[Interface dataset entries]
------------------------------------------------------------------------

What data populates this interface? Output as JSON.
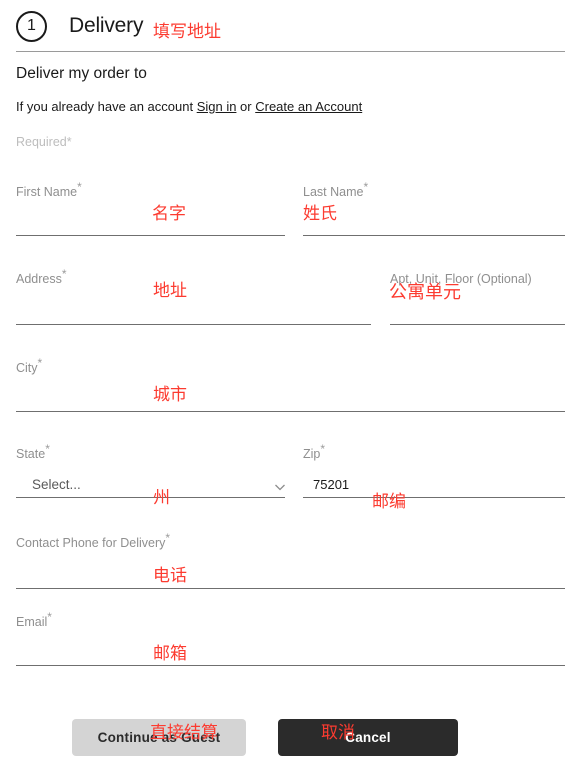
{
  "step": {
    "number": "1",
    "title": "Delivery",
    "annotation": "填写地址"
  },
  "section": {
    "heading": "Deliver my order to",
    "account_prefix": "If you already have an account ",
    "sign_in_label": "Sign in",
    "account_or": " or ",
    "create_account_label": "Create an Account",
    "required_note": "Required*"
  },
  "fields": {
    "first_name": {
      "label": "First Name",
      "required_mark": "*",
      "value": "",
      "annotation": "名字"
    },
    "last_name": {
      "label": "Last Name",
      "required_mark": "*",
      "value": "",
      "annotation": "姓氏"
    },
    "address": {
      "label": "Address",
      "required_mark": "*",
      "value": "",
      "annotation": "地址"
    },
    "apt": {
      "label": "Apt, Unit, Floor (Optional)",
      "required_mark": "",
      "value": "",
      "annotation": "公寓单元"
    },
    "city": {
      "label": "City",
      "required_mark": "*",
      "value": "",
      "annotation": "城市"
    },
    "state": {
      "label": "State",
      "required_mark": "*",
      "value": "Select...",
      "annotation": "州",
      "icon": "chevron-down-icon"
    },
    "zip": {
      "label": "Zip",
      "required_mark": "*",
      "value": "75201",
      "annotation": "邮编"
    },
    "phone": {
      "label": "Contact Phone for Delivery",
      "required_mark": "*",
      "value": "",
      "annotation": "电话"
    },
    "email": {
      "label": "Email",
      "required_mark": "*",
      "value": "",
      "annotation": "邮箱"
    }
  },
  "buttons": {
    "continue_guest": {
      "label": "Continue as Guest",
      "annotation": "直接结算"
    },
    "cancel": {
      "label": "Cancel",
      "annotation": "取消"
    }
  },
  "colors": {
    "annotation_red": "#fc3b30",
    "label_gray": "#8f8f8f",
    "line_gray": "#6f6f6f",
    "cancel_dark": "#2b2b2b",
    "guest_gray": "#d4d4d4"
  }
}
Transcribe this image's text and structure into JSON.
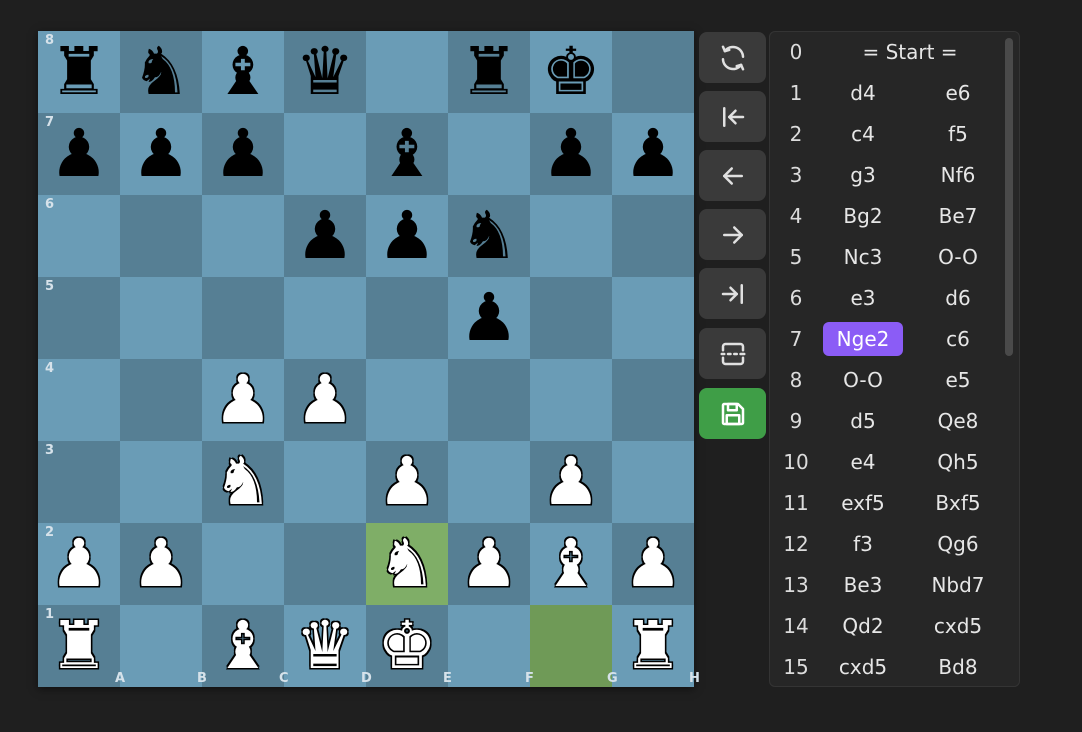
{
  "board": {
    "files": [
      "A",
      "B",
      "C",
      "D",
      "E",
      "F",
      "G",
      "H"
    ],
    "ranks": [
      "8",
      "7",
      "6",
      "5",
      "4",
      "3",
      "2",
      "1"
    ],
    "highlighted_squares": [
      "e2",
      "g1"
    ],
    "light_color": "#6a9cb6",
    "dark_color": "#567f94",
    "highlight_light": "#7fae67",
    "highlight_dark": "#6f9a57",
    "pieces": [
      {
        "sq": "a8",
        "color": "b",
        "type": "rook",
        "glyph": "♜"
      },
      {
        "sq": "b8",
        "color": "b",
        "type": "knight",
        "glyph": "♞"
      },
      {
        "sq": "c8",
        "color": "b",
        "type": "bishop",
        "glyph": "♝"
      },
      {
        "sq": "d8",
        "color": "b",
        "type": "queen",
        "glyph": "♛"
      },
      {
        "sq": "f8",
        "color": "b",
        "type": "rook",
        "glyph": "♜"
      },
      {
        "sq": "g8",
        "color": "b",
        "type": "king",
        "glyph": "♚"
      },
      {
        "sq": "a7",
        "color": "b",
        "type": "pawn",
        "glyph": "♟"
      },
      {
        "sq": "b7",
        "color": "b",
        "type": "pawn",
        "glyph": "♟"
      },
      {
        "sq": "c7",
        "color": "b",
        "type": "pawn",
        "glyph": "♟"
      },
      {
        "sq": "e7",
        "color": "b",
        "type": "bishop",
        "glyph": "♝"
      },
      {
        "sq": "g7",
        "color": "b",
        "type": "pawn",
        "glyph": "♟"
      },
      {
        "sq": "h7",
        "color": "b",
        "type": "pawn",
        "glyph": "♟"
      },
      {
        "sq": "d6",
        "color": "b",
        "type": "pawn",
        "glyph": "♟"
      },
      {
        "sq": "e6",
        "color": "b",
        "type": "pawn",
        "glyph": "♟"
      },
      {
        "sq": "f6",
        "color": "b",
        "type": "knight",
        "glyph": "♞"
      },
      {
        "sq": "f5",
        "color": "b",
        "type": "pawn",
        "glyph": "♟"
      },
      {
        "sq": "c4",
        "color": "w",
        "type": "pawn",
        "glyph": "♟"
      },
      {
        "sq": "d4",
        "color": "w",
        "type": "pawn",
        "glyph": "♟"
      },
      {
        "sq": "c3",
        "color": "w",
        "type": "knight",
        "glyph": "♞"
      },
      {
        "sq": "e3",
        "color": "w",
        "type": "pawn",
        "glyph": "♟"
      },
      {
        "sq": "g3",
        "color": "w",
        "type": "pawn",
        "glyph": "♟"
      },
      {
        "sq": "a2",
        "color": "w",
        "type": "pawn",
        "glyph": "♟"
      },
      {
        "sq": "b2",
        "color": "w",
        "type": "pawn",
        "glyph": "♟"
      },
      {
        "sq": "e2",
        "color": "w",
        "type": "knight",
        "glyph": "♞"
      },
      {
        "sq": "f2",
        "color": "w",
        "type": "pawn",
        "glyph": "♟"
      },
      {
        "sq": "g2",
        "color": "w",
        "type": "bishop",
        "glyph": "♝"
      },
      {
        "sq": "h2",
        "color": "w",
        "type": "pawn",
        "glyph": "♟"
      },
      {
        "sq": "a1",
        "color": "w",
        "type": "rook",
        "glyph": "♜"
      },
      {
        "sq": "c1",
        "color": "w",
        "type": "bishop",
        "glyph": "♝"
      },
      {
        "sq": "d1",
        "color": "w",
        "type": "queen",
        "glyph": "♛"
      },
      {
        "sq": "e1",
        "color": "w",
        "type": "king",
        "glyph": "♚"
      },
      {
        "sq": "h1",
        "color": "w",
        "type": "rook",
        "glyph": "♜"
      }
    ]
  },
  "controls": [
    {
      "name": "flip-board-button",
      "icon": "rotate-icon"
    },
    {
      "name": "first-move-button",
      "icon": "skip-start-icon"
    },
    {
      "name": "prev-move-button",
      "icon": "arrow-left-icon"
    },
    {
      "name": "next-move-button",
      "icon": "arrow-right-icon"
    },
    {
      "name": "last-move-button",
      "icon": "skip-end-icon"
    },
    {
      "name": "split-view-button",
      "icon": "split-dashed-icon"
    },
    {
      "name": "save-button",
      "icon": "floppy-disk-icon"
    }
  ],
  "save_color": "#3f9e47",
  "selected_color": "#8b5cf6",
  "moves": {
    "start_number": "0",
    "start_label": "= Start =",
    "selected": {
      "number": "7",
      "side": "white"
    },
    "rows": [
      {
        "n": "1",
        "w": "d4",
        "b": "e6"
      },
      {
        "n": "2",
        "w": "c4",
        "b": "f5"
      },
      {
        "n": "3",
        "w": "g3",
        "b": "Nf6"
      },
      {
        "n": "4",
        "w": "Bg2",
        "b": "Be7"
      },
      {
        "n": "5",
        "w": "Nc3",
        "b": "O-O"
      },
      {
        "n": "6",
        "w": "e3",
        "b": "d6"
      },
      {
        "n": "7",
        "w": "Nge2",
        "b": "c6"
      },
      {
        "n": "8",
        "w": "O-O",
        "b": "e5"
      },
      {
        "n": "9",
        "w": "d5",
        "b": "Qe8"
      },
      {
        "n": "10",
        "w": "e4",
        "b": "Qh5"
      },
      {
        "n": "11",
        "w": "exf5",
        "b": "Bxf5"
      },
      {
        "n": "12",
        "w": "f3",
        "b": "Qg6"
      },
      {
        "n": "13",
        "w": "Be3",
        "b": "Nbd7"
      },
      {
        "n": "14",
        "w": "Qd2",
        "b": "cxd5"
      },
      {
        "n": "15",
        "w": "cxd5",
        "b": "Bd8"
      }
    ]
  }
}
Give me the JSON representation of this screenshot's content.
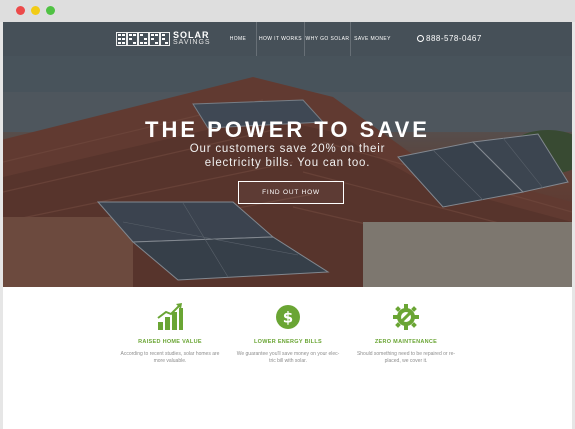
{
  "colors": {
    "accent_green": "#6aa534",
    "chrome_bg": "#dedede",
    "nav_bg": "#4e5862"
  },
  "brand": {
    "name_line1": "SOLAR",
    "name_line2": "SAVINGS",
    "mark_icon": "solar-panel-grid-icon"
  },
  "nav": {
    "items": [
      {
        "label": "HOME"
      },
      {
        "label": "HOW IT WORKS"
      },
      {
        "label": "WHY GO SOLAR"
      },
      {
        "label": "SAVE MONEY"
      }
    ],
    "phone": "888-578-0467",
    "phone_icon": "phone-icon"
  },
  "hero": {
    "headline": "THE POWER TO SAVE",
    "subhead_line1": "Our customers save 20% on their",
    "subhead_line2": "electricity bills. You can too.",
    "cta_label": "FIND OUT HOW"
  },
  "features": [
    {
      "icon": "bar-chart-growth-icon",
      "title": "RAISED HOME VALUE",
      "desc_line1": "According to recent studies, solar homes are",
      "desc_line2": "more valuable."
    },
    {
      "icon": "dollar-circle-icon",
      "title": "LOWER ENERGY BILLS",
      "desc_line1": "We guarantee you'll save money on your elec-",
      "desc_line2": "tric bill with solar."
    },
    {
      "icon": "gear-wrench-icon",
      "title": "ZERO MAINTENANCE",
      "desc_line1": "Should something need to be repaired or re-",
      "desc_line2": "placed, we cover it."
    }
  ]
}
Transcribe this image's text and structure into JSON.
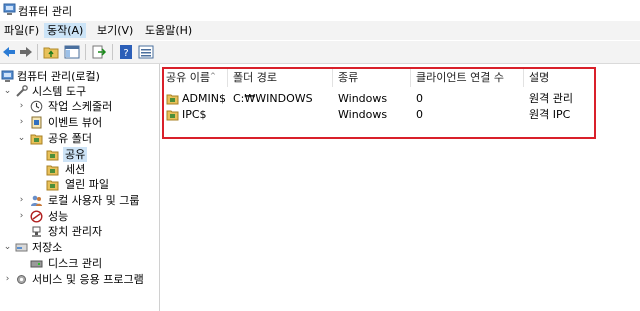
{
  "window": {
    "title": "컴퓨터 관리"
  },
  "menu": [
    {
      "label": "파일(F)",
      "active": false
    },
    {
      "label": "동작(A)",
      "active": true
    },
    {
      "label": "보기(V)",
      "active": false
    },
    {
      "label": "도움말(H)",
      "active": false
    }
  ],
  "toolbar": {
    "buttons": [
      "back-icon",
      "forward-icon",
      "up-folder-icon",
      "show-hide-tree-icon",
      "export-list-icon",
      "help-icon",
      "view-icon"
    ]
  },
  "tree": {
    "root": "컴퓨터 관리(로컬)",
    "items": [
      {
        "label": "시스템 도구"
      },
      {
        "label": "작업 스케줄러"
      },
      {
        "label": "이벤트 뷰어"
      },
      {
        "label": "공유 폴더"
      },
      {
        "label": "공유"
      },
      {
        "label": "세션"
      },
      {
        "label": "열린 파일"
      },
      {
        "label": "로컬 사용자 및 그룹"
      },
      {
        "label": "성능"
      },
      {
        "label": "장치 관리자"
      },
      {
        "label": "저장소"
      },
      {
        "label": "디스크 관리"
      },
      {
        "label": "서비스 및 응용 프로그램"
      }
    ]
  },
  "list": {
    "columns": [
      "공유 이름",
      "폴더 경로",
      "종류",
      "클라이언트 연결 수",
      "설명"
    ],
    "rows": [
      {
        "name": "ADMIN$",
        "path": "C:₩WINDOWS",
        "type": "Windows",
        "connections": "0",
        "description": "원격 관리"
      },
      {
        "name": "IPC$",
        "path": "",
        "type": "Windows",
        "connections": "0",
        "description": "원격 IPC"
      }
    ]
  },
  "colors": {
    "highlight": "#d9202a",
    "selection": "#cde3f6",
    "menu_active": "#cce4f7"
  }
}
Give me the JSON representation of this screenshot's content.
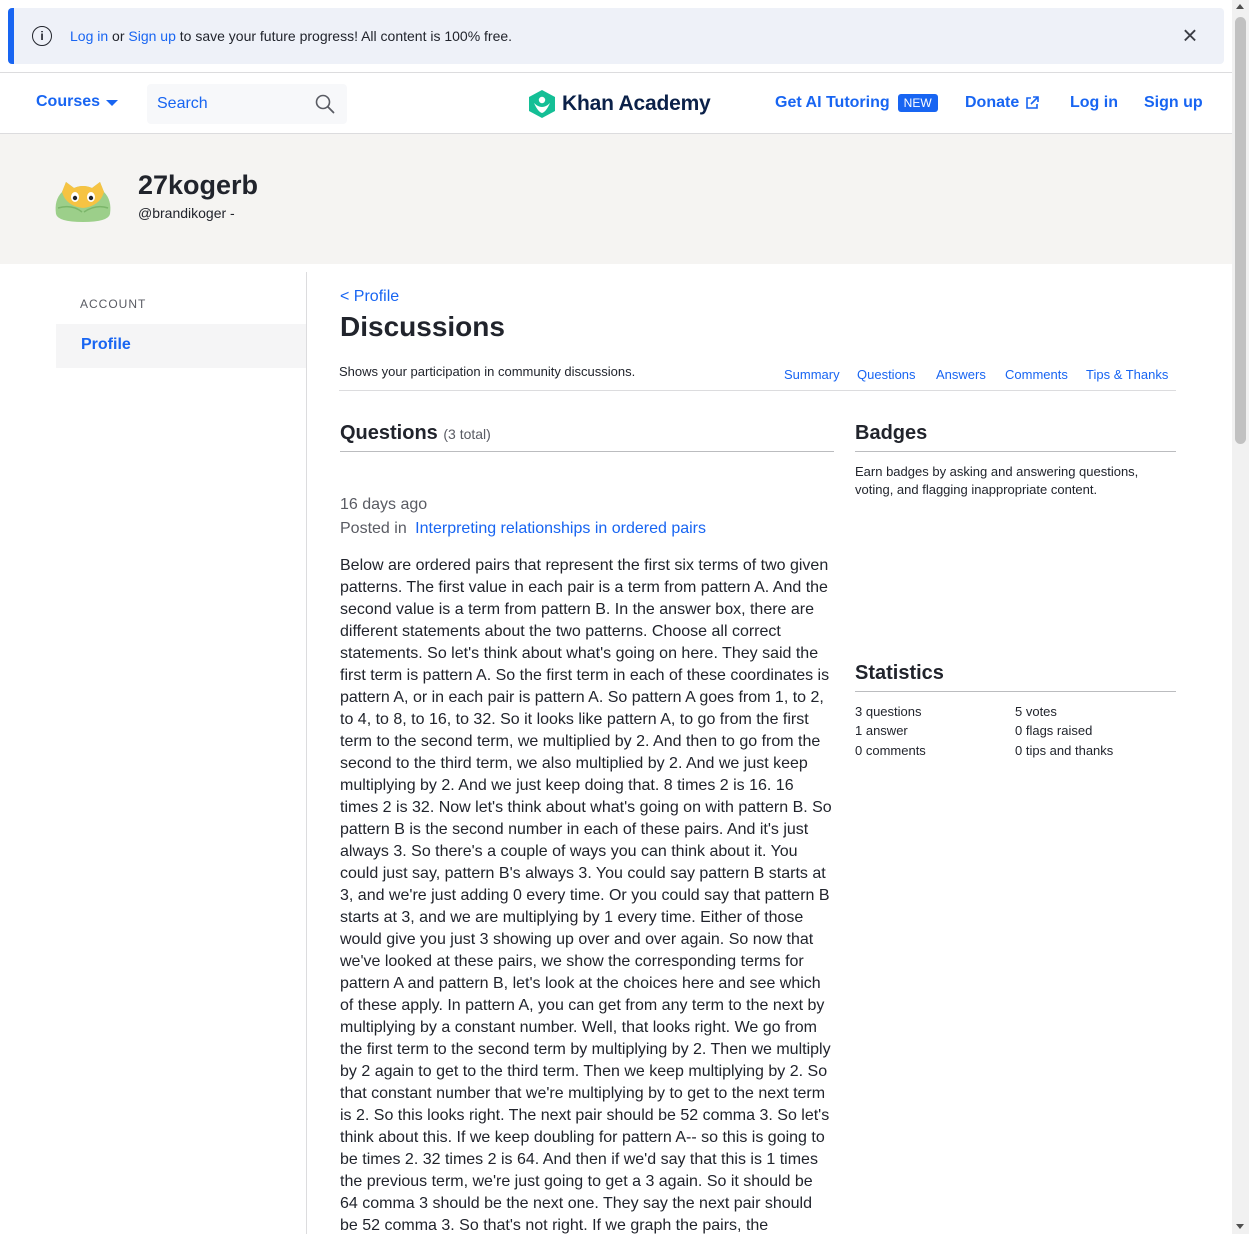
{
  "banner": {
    "login": "Log in",
    "or": " or ",
    "signup": "Sign up",
    "message": " to save your future progress! All content is 100% free.",
    "close_icon": "close-icon"
  },
  "nav": {
    "courses": "Courses",
    "search_placeholder": "Search",
    "logo": "Khan Academy",
    "ai": "Get AI Tutoring",
    "new_badge": "NEW",
    "donate": "Donate",
    "login": "Log in",
    "signup": "Sign up"
  },
  "profile": {
    "name": "27kogerb",
    "handle": "@brandikoger -"
  },
  "sidebar": {
    "section": "ACCOUNT",
    "items": [
      {
        "label": "Profile"
      }
    ]
  },
  "main": {
    "back": "< Profile",
    "title": "Discussions",
    "description": "Shows your participation in community discussions.",
    "tabs": [
      "Summary",
      "Questions",
      "Answers",
      "Comments",
      "Tips & Thanks"
    ]
  },
  "questions": {
    "heading": "Questions",
    "total": "(3 total)",
    "item": {
      "time": "16 days ago",
      "posted_in_label": "Posted in",
      "topic": "Interpreting relationships in ordered pairs",
      "body": "Below are ordered pairs that represent the first six terms of two given patterns. The first value in each pair is a term from pattern A. And the second value is a term from pattern B. In the answer box, there are different statements about the two patterns. Choose all correct statements. So let's think about what's going on here. They said the first term is pattern A. So the first term in each of these coordinates is pattern A, or in each pair is pattern A. So pattern A goes from 1, to 2, to 4, to 8, to 16, to 32. So it looks like pattern A, to go from the first term to the second term, we multiplied by 2. And then to go from the second to the third term, we also multiplied by 2. And we just keep multiplying by 2. And we just keep doing that. 8 times 2 is 16. 16 times 2 is 32. Now let's think about what's going on with pattern B. So pattern B is the second number in each of these pairs. And it's just always 3. So there's a couple of ways you can think about it. You could just say, pattern B's always 3. You could say pattern B starts at 3, and we're just adding 0 every time. Or you could say that pattern B starts at 3, and we are multiplying by 1 every time. Either of those would give you just 3 showing up over and over again. So now that we've looked at these pairs, we show the corresponding terms for pattern A and pattern B, let's look at the choices here and see which of these apply. In pattern A, you can get from any term to the next by multiplying by a constant number. Well, that looks right. We go from the first term to the second term by multiplying by 2. Then we multiply by 2 again to get to the third term. Then we keep multiplying by 2. So that constant number that we're multiplying by to get to the next term is 2. So this looks right. The next pair should be 52 comma 3. So let's think about this. If we keep doubling for pattern A-- so this is going to be times 2. 32 times 2 is 64. And then if we'd say that this is 1 times the previous term, we're just going to get a 3 again. So it should be 64 comma 3 should be the next one. They say the next pair should be 52 comma 3. So that's not right. If we graph the pairs, the"
    }
  },
  "badges": {
    "heading": "Badges",
    "description": "Earn badges by asking and answering questions, voting, and flagging inappropriate content."
  },
  "statistics": {
    "heading": "Statistics",
    "left": [
      "3 questions",
      "1 answer",
      "0 comments"
    ],
    "right": [
      "5 votes",
      "0 flags raised",
      "0 tips and thanks"
    ]
  },
  "colors": {
    "link": "#1865f2",
    "banner_bg": "#eef1f8",
    "header_bg": "#f5f4f2",
    "logo_green": "#14bf96"
  }
}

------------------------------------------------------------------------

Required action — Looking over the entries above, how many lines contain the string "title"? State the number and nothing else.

Answer to the exercise — 6